⟨

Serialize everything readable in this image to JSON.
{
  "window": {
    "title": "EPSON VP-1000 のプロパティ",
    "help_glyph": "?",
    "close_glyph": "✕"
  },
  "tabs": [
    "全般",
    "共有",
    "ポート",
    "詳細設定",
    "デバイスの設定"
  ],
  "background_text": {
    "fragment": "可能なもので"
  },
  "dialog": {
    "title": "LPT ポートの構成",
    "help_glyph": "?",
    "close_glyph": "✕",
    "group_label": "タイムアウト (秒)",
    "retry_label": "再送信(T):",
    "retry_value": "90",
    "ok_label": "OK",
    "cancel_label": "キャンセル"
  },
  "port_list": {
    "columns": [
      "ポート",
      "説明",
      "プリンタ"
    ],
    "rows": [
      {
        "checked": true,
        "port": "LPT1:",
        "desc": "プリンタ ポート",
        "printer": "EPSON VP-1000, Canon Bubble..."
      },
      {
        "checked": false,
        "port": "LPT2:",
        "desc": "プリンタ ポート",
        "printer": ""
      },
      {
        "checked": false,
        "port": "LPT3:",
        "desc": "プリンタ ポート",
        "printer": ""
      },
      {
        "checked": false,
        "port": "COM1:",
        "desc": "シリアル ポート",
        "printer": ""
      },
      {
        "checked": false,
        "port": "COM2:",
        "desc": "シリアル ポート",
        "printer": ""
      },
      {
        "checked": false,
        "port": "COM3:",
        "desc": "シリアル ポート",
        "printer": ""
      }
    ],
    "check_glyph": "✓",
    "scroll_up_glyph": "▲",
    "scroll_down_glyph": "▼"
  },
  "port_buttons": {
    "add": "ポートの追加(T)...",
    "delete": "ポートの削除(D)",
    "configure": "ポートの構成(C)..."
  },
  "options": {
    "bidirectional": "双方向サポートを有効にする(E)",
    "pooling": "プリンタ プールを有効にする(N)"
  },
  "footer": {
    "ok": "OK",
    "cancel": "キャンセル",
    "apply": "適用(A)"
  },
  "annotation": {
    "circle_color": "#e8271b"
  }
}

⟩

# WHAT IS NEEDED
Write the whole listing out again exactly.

# REPLY TO THE EXERCISE
Serialize everything readable in this image to JSON.
{
  "window": {
    "title": "EPSON VP-1000 のプロパティ",
    "help_glyph": "?",
    "close_glyph": "✕"
  },
  "tabs": [
    "全般",
    "共有",
    "ポート",
    "詳細設定",
    "デバイスの設定"
  ],
  "background_text": {
    "fragment": "可能なもので"
  },
  "dialog": {
    "title": "LPT ポートの構成",
    "help_glyph": "?",
    "close_glyph": "✕",
    "group_label": "タイムアウト (秒)",
    "retry_label": "再送信(T):",
    "retry_value": "90",
    "ok_label": "OK",
    "cancel_label": "キャンセル"
  },
  "port_list": {
    "columns": [
      "ポート",
      "説明",
      "プリンタ"
    ],
    "rows": [
      {
        "checked": true,
        "port": "LPT1:",
        "desc": "プリンタ ポート",
        "printer": "EPSON VP-1000, Canon Bubble..."
      },
      {
        "checked": false,
        "port": "LPT2:",
        "desc": "プリンタ ポート",
        "printer": ""
      },
      {
        "checked": false,
        "port": "LPT3:",
        "desc": "プリンタ ポート",
        "printer": ""
      },
      {
        "checked": false,
        "port": "COM1:",
        "desc": "シリアル ポート",
        "printer": ""
      },
      {
        "checked": false,
        "port": "COM2:",
        "desc": "シリアル ポート",
        "printer": ""
      },
      {
        "checked": false,
        "port": "COM3:",
        "desc": "シリアル ポート",
        "printer": ""
      }
    ],
    "check_glyph": "✓",
    "scroll_up_glyph": "▲",
    "scroll_down_glyph": "▼"
  },
  "port_buttons": {
    "add": "ポートの追加(T)...",
    "delete": "ポートの削除(D)",
    "configure": "ポートの構成(C)..."
  },
  "options": {
    "bidirectional": "双方向サポートを有効にする(E)",
    "pooling": "プリンタ プールを有効にする(N)"
  },
  "footer": {
    "ok": "OK",
    "cancel": "キャンセル",
    "apply": "適用(A)"
  },
  "annotation": {
    "circle_color": "#e8271b"
  }
}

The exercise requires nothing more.